There's an alternative to using NetworkManager, and it's not too complicated to use
wifi-menu to set up a profile. Running it will bring a CLI menu of nearby Wi-Fi networks.
wifi-menu is a utility to create netctl profiles. After selecting a network in wifi-menu, a profile will be created in
/etc/netctl. After creating a profile, wifi-menu will automatically try to connect to it.
Only do this once per Wi-Fi network! After the profile's been created, you can connect to it without wifi-menu.
After creating a profile, you can connect to it using
netctl switch-to <name>. The name is the name you provided in wifi-menu.
netctl-auto list to show what profiles have been created before.
Check for the status using
iw dev—this will list of your physical devices. This should show you what SSID you're connected to, if any.
netctl enable to "enable" a profile. This creates and enables a systemd service, which is invoked on every bootup.
For the most part, I find NetworkManager to be a preferrable choice over
netctl for desktop systems. It works, it integrates with GNOME and Plasma, it has a lot of user interfaces (
nmtui being my favorite—a CLI version!), has support for OpenVPN, and many more.
With that said, I've been trying to use netctl instead lately for one silly reason: it seems to wake up faster from sleep! This only happens on my MacBook Air though, I've found NetworkManager to connect pretty fast in other systems.
There's also something to be said about going with a slimmer setup. Netctl seems a little closer to the metal than NetworkManager, and comes built-in as part of the
base package in Arch Linux.
Thanks for reading my article! I've done some edits since this was first published.
netctl-auto instead of
netctl. This gets you the benefits of "roaming" (auto-switching connections) and more.
Removed the use of
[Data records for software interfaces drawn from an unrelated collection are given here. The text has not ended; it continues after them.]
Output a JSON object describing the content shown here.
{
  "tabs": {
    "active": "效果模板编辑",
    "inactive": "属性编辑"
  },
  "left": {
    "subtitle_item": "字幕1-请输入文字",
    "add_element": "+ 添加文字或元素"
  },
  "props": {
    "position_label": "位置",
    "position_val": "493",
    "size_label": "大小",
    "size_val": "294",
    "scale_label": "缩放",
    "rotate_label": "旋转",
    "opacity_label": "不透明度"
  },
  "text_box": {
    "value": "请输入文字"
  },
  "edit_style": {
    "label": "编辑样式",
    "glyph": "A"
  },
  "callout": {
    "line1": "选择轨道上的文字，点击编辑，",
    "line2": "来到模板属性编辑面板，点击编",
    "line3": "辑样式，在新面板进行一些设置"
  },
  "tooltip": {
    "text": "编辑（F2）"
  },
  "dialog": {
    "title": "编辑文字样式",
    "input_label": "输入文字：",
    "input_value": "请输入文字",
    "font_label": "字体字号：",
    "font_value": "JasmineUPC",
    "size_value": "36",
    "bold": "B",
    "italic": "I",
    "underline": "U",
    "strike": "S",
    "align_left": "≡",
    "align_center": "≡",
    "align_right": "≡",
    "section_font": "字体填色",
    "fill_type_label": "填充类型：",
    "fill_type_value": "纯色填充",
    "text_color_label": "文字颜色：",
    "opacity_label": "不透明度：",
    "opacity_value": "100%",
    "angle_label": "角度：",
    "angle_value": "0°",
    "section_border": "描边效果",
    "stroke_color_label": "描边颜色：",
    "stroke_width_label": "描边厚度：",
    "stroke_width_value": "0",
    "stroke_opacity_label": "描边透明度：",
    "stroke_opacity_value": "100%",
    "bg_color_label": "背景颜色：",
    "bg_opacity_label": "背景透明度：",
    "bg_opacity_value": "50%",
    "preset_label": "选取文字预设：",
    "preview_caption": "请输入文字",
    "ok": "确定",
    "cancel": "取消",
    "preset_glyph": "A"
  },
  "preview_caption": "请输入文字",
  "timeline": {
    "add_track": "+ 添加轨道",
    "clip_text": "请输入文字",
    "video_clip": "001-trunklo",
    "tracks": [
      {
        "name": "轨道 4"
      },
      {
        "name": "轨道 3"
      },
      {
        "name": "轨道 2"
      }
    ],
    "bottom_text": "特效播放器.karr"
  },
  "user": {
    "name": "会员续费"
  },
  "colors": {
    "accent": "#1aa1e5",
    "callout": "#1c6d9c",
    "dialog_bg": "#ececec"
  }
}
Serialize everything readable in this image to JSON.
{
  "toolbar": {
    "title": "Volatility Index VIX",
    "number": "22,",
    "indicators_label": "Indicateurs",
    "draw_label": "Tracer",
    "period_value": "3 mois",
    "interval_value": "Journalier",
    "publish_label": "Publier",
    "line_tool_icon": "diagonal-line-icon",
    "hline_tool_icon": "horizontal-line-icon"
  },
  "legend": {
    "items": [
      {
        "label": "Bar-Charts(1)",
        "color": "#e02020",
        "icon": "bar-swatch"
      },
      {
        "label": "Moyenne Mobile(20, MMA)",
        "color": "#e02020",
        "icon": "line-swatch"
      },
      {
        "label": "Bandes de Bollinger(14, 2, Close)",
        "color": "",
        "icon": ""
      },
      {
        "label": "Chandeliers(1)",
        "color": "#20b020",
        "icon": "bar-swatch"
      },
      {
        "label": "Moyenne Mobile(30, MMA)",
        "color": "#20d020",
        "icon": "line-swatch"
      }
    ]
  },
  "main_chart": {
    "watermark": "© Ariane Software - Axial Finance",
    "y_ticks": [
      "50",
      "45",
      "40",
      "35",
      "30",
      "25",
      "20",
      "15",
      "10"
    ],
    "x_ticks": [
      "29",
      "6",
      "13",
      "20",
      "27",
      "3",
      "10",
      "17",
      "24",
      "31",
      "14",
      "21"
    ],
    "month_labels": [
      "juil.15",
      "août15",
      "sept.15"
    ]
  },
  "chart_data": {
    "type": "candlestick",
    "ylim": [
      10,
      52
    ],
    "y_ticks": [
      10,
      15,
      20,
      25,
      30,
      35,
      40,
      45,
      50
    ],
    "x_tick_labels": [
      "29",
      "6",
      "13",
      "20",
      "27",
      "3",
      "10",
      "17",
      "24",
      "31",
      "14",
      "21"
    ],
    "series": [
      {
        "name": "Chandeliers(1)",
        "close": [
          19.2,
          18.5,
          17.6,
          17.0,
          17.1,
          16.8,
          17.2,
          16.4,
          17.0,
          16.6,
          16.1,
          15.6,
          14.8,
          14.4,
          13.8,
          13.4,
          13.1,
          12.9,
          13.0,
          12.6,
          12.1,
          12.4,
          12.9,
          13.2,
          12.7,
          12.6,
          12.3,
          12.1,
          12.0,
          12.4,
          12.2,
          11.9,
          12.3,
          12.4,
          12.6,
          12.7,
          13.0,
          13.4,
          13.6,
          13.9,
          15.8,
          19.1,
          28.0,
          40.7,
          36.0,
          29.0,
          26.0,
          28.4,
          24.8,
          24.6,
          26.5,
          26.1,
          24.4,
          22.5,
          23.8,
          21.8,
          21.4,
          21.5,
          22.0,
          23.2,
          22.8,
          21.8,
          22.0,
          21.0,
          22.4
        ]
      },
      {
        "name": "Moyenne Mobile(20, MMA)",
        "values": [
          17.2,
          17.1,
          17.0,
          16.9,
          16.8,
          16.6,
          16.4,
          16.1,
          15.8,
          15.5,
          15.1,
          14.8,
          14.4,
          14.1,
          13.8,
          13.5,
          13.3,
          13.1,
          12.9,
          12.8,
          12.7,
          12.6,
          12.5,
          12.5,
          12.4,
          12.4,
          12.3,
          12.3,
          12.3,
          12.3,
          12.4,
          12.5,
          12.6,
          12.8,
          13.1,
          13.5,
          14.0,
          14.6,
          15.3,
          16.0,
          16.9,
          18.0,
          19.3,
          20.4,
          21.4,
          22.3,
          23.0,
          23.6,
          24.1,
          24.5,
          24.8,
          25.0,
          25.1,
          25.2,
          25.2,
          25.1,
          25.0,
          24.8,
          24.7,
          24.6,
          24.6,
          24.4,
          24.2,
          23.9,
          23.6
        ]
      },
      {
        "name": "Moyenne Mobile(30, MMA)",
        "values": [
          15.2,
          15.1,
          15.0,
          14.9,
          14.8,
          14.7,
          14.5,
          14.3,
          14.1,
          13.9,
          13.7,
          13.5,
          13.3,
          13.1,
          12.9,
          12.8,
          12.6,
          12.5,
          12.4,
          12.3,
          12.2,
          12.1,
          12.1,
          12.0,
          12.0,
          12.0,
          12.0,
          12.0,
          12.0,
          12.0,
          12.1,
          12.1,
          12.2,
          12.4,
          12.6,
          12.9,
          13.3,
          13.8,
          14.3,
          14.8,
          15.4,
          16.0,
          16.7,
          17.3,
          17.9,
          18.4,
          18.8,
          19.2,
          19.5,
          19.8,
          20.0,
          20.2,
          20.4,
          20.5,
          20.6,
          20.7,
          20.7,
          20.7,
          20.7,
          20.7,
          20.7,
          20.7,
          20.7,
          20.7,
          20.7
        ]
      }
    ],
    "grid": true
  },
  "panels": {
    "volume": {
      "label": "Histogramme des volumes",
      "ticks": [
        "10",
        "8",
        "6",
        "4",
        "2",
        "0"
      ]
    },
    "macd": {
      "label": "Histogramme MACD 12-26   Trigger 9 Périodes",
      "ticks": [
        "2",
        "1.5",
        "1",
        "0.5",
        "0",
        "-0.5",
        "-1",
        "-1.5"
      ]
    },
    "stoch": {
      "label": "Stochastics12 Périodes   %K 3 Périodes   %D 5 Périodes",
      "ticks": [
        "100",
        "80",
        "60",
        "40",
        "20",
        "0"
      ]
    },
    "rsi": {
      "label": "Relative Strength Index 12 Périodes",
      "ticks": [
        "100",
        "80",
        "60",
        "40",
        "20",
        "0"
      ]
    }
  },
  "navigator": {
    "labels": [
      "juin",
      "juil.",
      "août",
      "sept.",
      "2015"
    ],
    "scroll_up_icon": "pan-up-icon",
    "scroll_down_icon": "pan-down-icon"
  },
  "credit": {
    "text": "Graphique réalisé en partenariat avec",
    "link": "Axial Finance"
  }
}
netctl enable <profile>. This works, but will make your boot time slower (Arch will wait for the connection to become successful before finishing the boot process).